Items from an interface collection
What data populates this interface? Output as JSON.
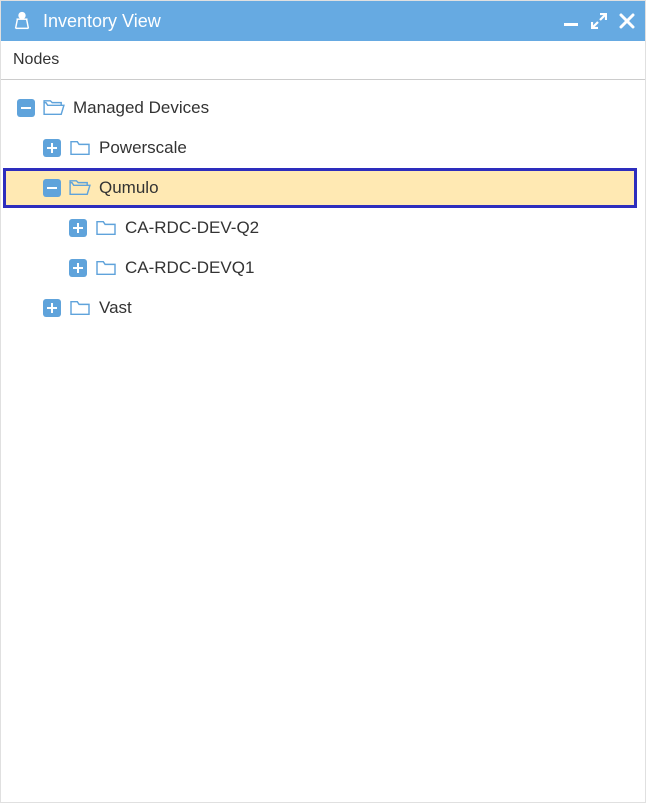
{
  "titlebar": {
    "title": "Inventory View"
  },
  "section": {
    "header": "Nodes"
  },
  "tree": {
    "root": {
      "label": "Managed Devices"
    },
    "items": [
      {
        "label": "Powerscale"
      },
      {
        "label": "Qumulo"
      },
      {
        "label": "Vast"
      }
    ],
    "qumulo_children": [
      {
        "label": "CA-RDC-DEV-Q2"
      },
      {
        "label": "CA-RDC-DEVQ1"
      }
    ]
  }
}
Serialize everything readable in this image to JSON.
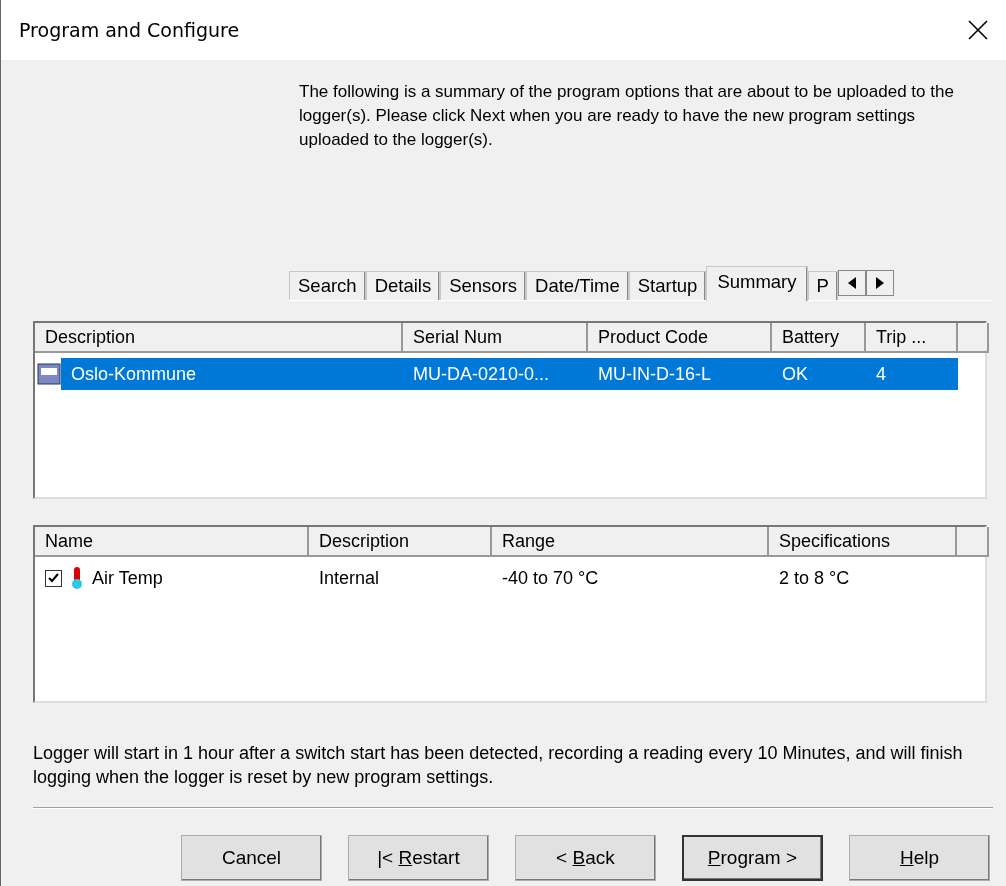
{
  "window": {
    "title": "Program and Configure"
  },
  "intro": "The following is a summary of the program options that are about to be uploaded to the logger(s). Please click Next when you are ready to have the new program settings uploaded to the logger(s).",
  "tabs": [
    {
      "label": "Search",
      "selected": false
    },
    {
      "label": "Details",
      "selected": false
    },
    {
      "label": "Sensors",
      "selected": false
    },
    {
      "label": "Date/Time",
      "selected": false
    },
    {
      "label": "Startup",
      "selected": false
    },
    {
      "label": "Summary",
      "selected": true
    },
    {
      "label": "P",
      "selected": false
    }
  ],
  "loggers": {
    "columns": [
      "Description",
      "Serial Num",
      "Product Code",
      "Battery",
      "Trip ..."
    ],
    "rows": [
      {
        "cells": [
          "Oslo-Kommune",
          "MU-DA-0210-0...",
          "MU-IN-D-16-L",
          "OK",
          "4"
        ],
        "selected": true
      }
    ]
  },
  "sensors": {
    "columns": [
      "Name",
      "Description",
      "Range",
      "Specifications"
    ],
    "rows": [
      {
        "cells": [
          "Air Temp",
          "Internal",
          "-40 to 70 °C",
          "2 to 8 °C"
        ],
        "checked": true
      }
    ]
  },
  "summary": "Logger will start in 1 hour after a switch start has been detected, recording a reading every 10 Minutes, and will finish logging when the logger is reset by new program settings.",
  "buttons": [
    {
      "before": "Cancel",
      "default": false
    },
    {
      "before": "|< ",
      "key": "R",
      "after": "estart",
      "default": false
    },
    {
      "before": "< ",
      "key": "B",
      "after": "ack",
      "default": false
    },
    {
      "key": "P",
      "after": "rogram >",
      "default": true
    },
    {
      "key": "H",
      "after": "elp",
      "default": false
    }
  ]
}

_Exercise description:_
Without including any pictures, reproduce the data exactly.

_Written response:_
What data populates this interface? Output as JSON.
{
  "titlebar": {
    "title": "Inventory View"
  },
  "section": {
    "header": "Nodes"
  },
  "tree": {
    "root": {
      "label": "Managed Devices"
    },
    "items": [
      {
        "label": "Powerscale"
      },
      {
        "label": "Qumulo"
      },
      {
        "label": "Vast"
      }
    ],
    "qumulo_children": [
      {
        "label": "CA-RDC-DEV-Q2"
      },
      {
        "label": "CA-RDC-DEVQ1"
      }
    ]
  }
}
Serialize everything readable in this image to JSON.
{
  "window": {
    "title": "Program and Configure"
  },
  "intro": "The following is a summary of the program options that are about to be uploaded to the logger(s). Please click Next when you are ready to have the new program settings uploaded to the logger(s).",
  "tabs": [
    {
      "label": "Search",
      "selected": false
    },
    {
      "label": "Details",
      "selected": false
    },
    {
      "label": "Sensors",
      "selected": false
    },
    {
      "label": "Date/Time",
      "selected": false
    },
    {
      "label": "Startup",
      "selected": false
    },
    {
      "label": "Summary",
      "selected": true
    },
    {
      "label": "P",
      "selected": false
    }
  ],
  "loggers": {
    "columns": [
      "Description",
      "Serial Num",
      "Product Code",
      "Battery",
      "Trip ..."
    ],
    "rows": [
      {
        "cells": [
          "Oslo-Kommune",
          "MU-DA-0210-0...",
          "MU-IN-D-16-L",
          "OK",
          "4"
        ],
        "selected": true
      }
    ]
  },
  "sensors": {
    "columns": [
      "Name",
      "Description",
      "Range",
      "Specifications"
    ],
    "rows": [
      {
        "cells": [
          "Air Temp",
          "Internal",
          "-40 to 70 °C",
          "2 to 8 °C"
        ],
        "checked": true
      }
    ]
  },
  "summary": "Logger will start in 1 hour after a switch start has been detected, recording a reading every 10 Minutes, and will finish logging when the logger is reset by new program settings.",
  "buttons": [
    {
      "before": "Cancel",
      "default": false
    },
    {
      "before": "|< ",
      "key": "R",
      "after": "estart",
      "default": false
    },
    {
      "before": "< ",
      "key": "B",
      "after": "ack",
      "default": false
    },
    {
      "key": "P",
      "after": "rogram >",
      "default": true
    },
    {
      "key": "H",
      "after": "elp",
      "default": false
    }
  ]
}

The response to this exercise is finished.